Exercise is one of the greatest gifts you can give your body and mind. Exercise helps to increase the circulation of nutrients and immune cells; it improves our strength, endurance, and flexibility; enhances our energy level; and diminishes the physiological effects of stress. In addition, exercise benefits our mental and emotional health by reducing stress and relieving anxiety and depression.
Regular exercise can help protect you against several diseases, including helping you overcome breast cancer. For example, regular exercise can:
• Increase the function of T cells, immune cells that help your body fight infection
• Help increase survival of women who have undergone chemotherapy
However, if you currently are undergoing or recently have undergone treatment, start slowly with exercise. Consult your oncologist for guidance on exercise programs that are appropriate for you during this phase of your recovery.
Regular exercise does not necessitate daily trips to the gym to ride stationary bikes or log miles on a treadmill. Any activity that helps get your blood circulating and deepens your breathing can be considered exercise—a brisk walk, active play with your children, yoga, gardening. Exercise should be enjoyable. If you do a type of exercise that you do not enjoy, chances are you will not stick to the exercise program.
Many alternative forms of exercise can be used to help you achieve balance in your life and promote wellness. All of these activities have one thing in common—they enable you to take charge of your health. By taking responsibility, you will begin to understand how your body works and what you can do to help it function optimally. Listed below are several alternative types of exercise and their general benefits. Each of the following alternative forms of exercise offer something different physically, mentally, and spiritually:
An ancient Chinese art, tai chi is best described as a moving meditation. Tai Chi combines slow, relaxed movements with deep breathing. The breathing technique promotes relaxation and enhances awareness of the body, whereas the deliberate movements develop muscle strength and endurance, flexibility, balance, and coordination. Breathing is coordinated with each movement to cultivate “chi” (“breath-energy” or “life energy”) through the body. According to Chinese philosophy, optimal health depends on unobstructed flow of life energy through the body. If the energy channels become blocked, both the body and the mind suffer. Tai Chi aims to keep chi flowing freely.
Because of its low impact aerobic nature, tai chi is an excellent choice for older women who may not be physically able to participate in more high-impact aerobic activities.
Many different “types” of yoga—Ashtanga, Iyengar, Bikram, etc. — are practiced. Despite the different approaches, all yoga practices use a series of different postures to promote physical health, mental balance, and longevity. The different postures have a variety of effects on the body. Some poses are energizing. Other poses are calming and may even promote sleep.

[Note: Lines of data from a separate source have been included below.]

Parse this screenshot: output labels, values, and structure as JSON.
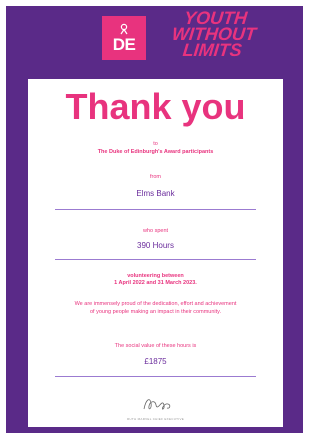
{
  "header": {
    "logo_text": "DE",
    "slogan_lines": [
      "YOUTH",
      "WITHOUT",
      "LIMITS"
    ]
  },
  "certificate": {
    "title": "Thank you",
    "to_label": "to",
    "recipient": "The Duke of Edinburgh's Award participants",
    "from_label": "from",
    "organisation": "Elms Bank",
    "who_spent_label": "who spent",
    "hours": "390 Hours",
    "volunteering_line1": "volunteering between",
    "volunteering_line2": "1 April 2022 and 31 March 2023.",
    "message_line1": "We are immensely proud of the dedication, effort and achievement",
    "message_line2": "of young people making an impact in their community.",
    "social_value_label": "The social value of these hours is",
    "social_value": "£1875",
    "signatory": "RUTH MARVEL CHIEF EXECUTIVE"
  },
  "colors": {
    "frame": "#5a2a88",
    "brand_pink": "#e8337e",
    "value_purple": "#6a2c9c",
    "rule": "#9b7bd1"
  }
}
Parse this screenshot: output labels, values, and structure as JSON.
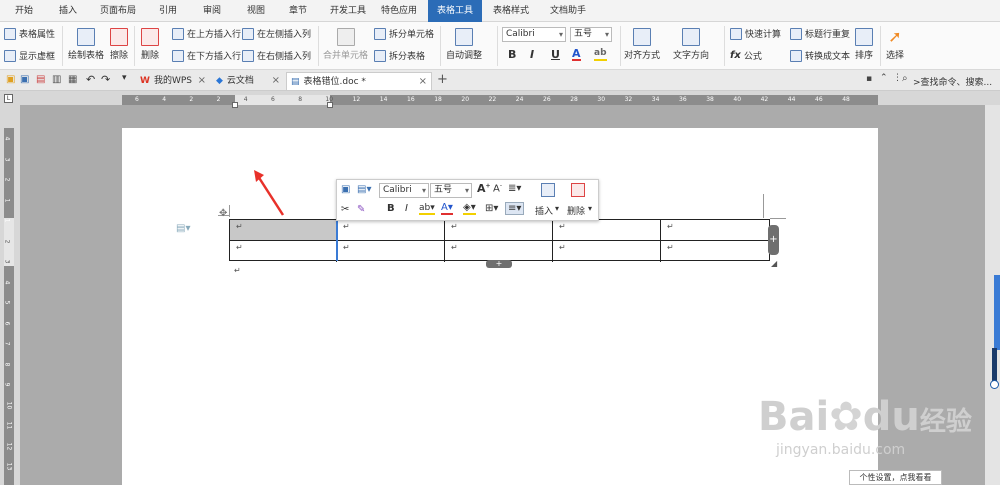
{
  "menu": {
    "tabs": [
      "开始",
      "插入",
      "页面布局",
      "引用",
      "审阅",
      "视图",
      "章节",
      "开发工具",
      "特色应用",
      "表格工具",
      "表格样式",
      "文档助手"
    ],
    "active_tab": "表格工具",
    "active_color": "#2b6cb7"
  },
  "ribbon": {
    "table_props": "表格属性",
    "show_gridlines": "显示虚框",
    "draw_table": "绘制表格",
    "erase": "擦除",
    "delete": "删除",
    "insert_row_above": "在上方插入行",
    "insert_row_below": "在下方插入行",
    "insert_col_left": "在左侧插入列",
    "insert_col_right": "在右侧插入列",
    "merge_cells": "合并单元格",
    "split_cells": "拆分单元格",
    "split_table": "拆分表格",
    "auto_fit": "自动调整",
    "font": "Calibri",
    "size": "五号",
    "bold": "B",
    "italic": "I",
    "underline": "U",
    "align": "对齐方式",
    "text_dir": "文字方向",
    "quick_calc": "快速计算",
    "formula": "公式",
    "repeat_header": "标题行重复",
    "convert_text": "转换成文本",
    "sort": "排序",
    "select": "选择"
  },
  "doc_tabs": {
    "wps": "我的WPS",
    "cloud": "云文档",
    "doc": "表格错位.doc *",
    "search": ">查找命令、搜索..."
  },
  "ruler": {
    "h_ticks": [
      "6",
      "4",
      "2",
      "2",
      "4",
      "6",
      "8",
      "10",
      "12",
      "14",
      "16",
      "18",
      "20",
      "22",
      "24",
      "26",
      "28",
      "30",
      "32",
      "34",
      "36",
      "38",
      "40",
      "42",
      "44",
      "46",
      "48"
    ],
    "v_ticks": [
      "4",
      "3",
      "2",
      "1",
      "1",
      "2",
      "3",
      "4",
      "5",
      "6",
      "7",
      "8",
      "9",
      "10",
      "11",
      "12",
      "13"
    ]
  },
  "float_toolbar": {
    "font": "Calibri",
    "size": "五号",
    "bold": "B",
    "italic": "I",
    "insert": "插入",
    "delete": "删除"
  },
  "table": {
    "rows": 2,
    "cols": 5,
    "mark": "↵",
    "selected_fill": "#c8c8c8"
  },
  "watermark": {
    "brand": "Bai",
    "brand2": "du",
    "brand3": "经验",
    "url": "jingyan.baidu.com"
  },
  "tip": "个性设置，点我看看"
}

The philosophy of yoga is that life’s pressures need to be balanced with quiet, thoughtful time. Although yoga strengthens the body and improves both flexibility and endurance, yoga also develops the mind-body connection by demanding concentration on the body and breathing. The ability to control one’s breathing enhances self-awareness and the ability to create “quiet” time.
Joseph Pilates, who designed this form of training, believed that ideal fitness is "the attainment and maintenance of a uniformly developed body with a sound mind that is fully capable of naturally and easily performing daily tasks with zest and pleasure." Pilates exercise teaches the individual to move from the body's center. In the Pilates exercises, a variety of different equipment that was developed to build muscle strength and endurance, as well as enhance awareness of the body, is utilized.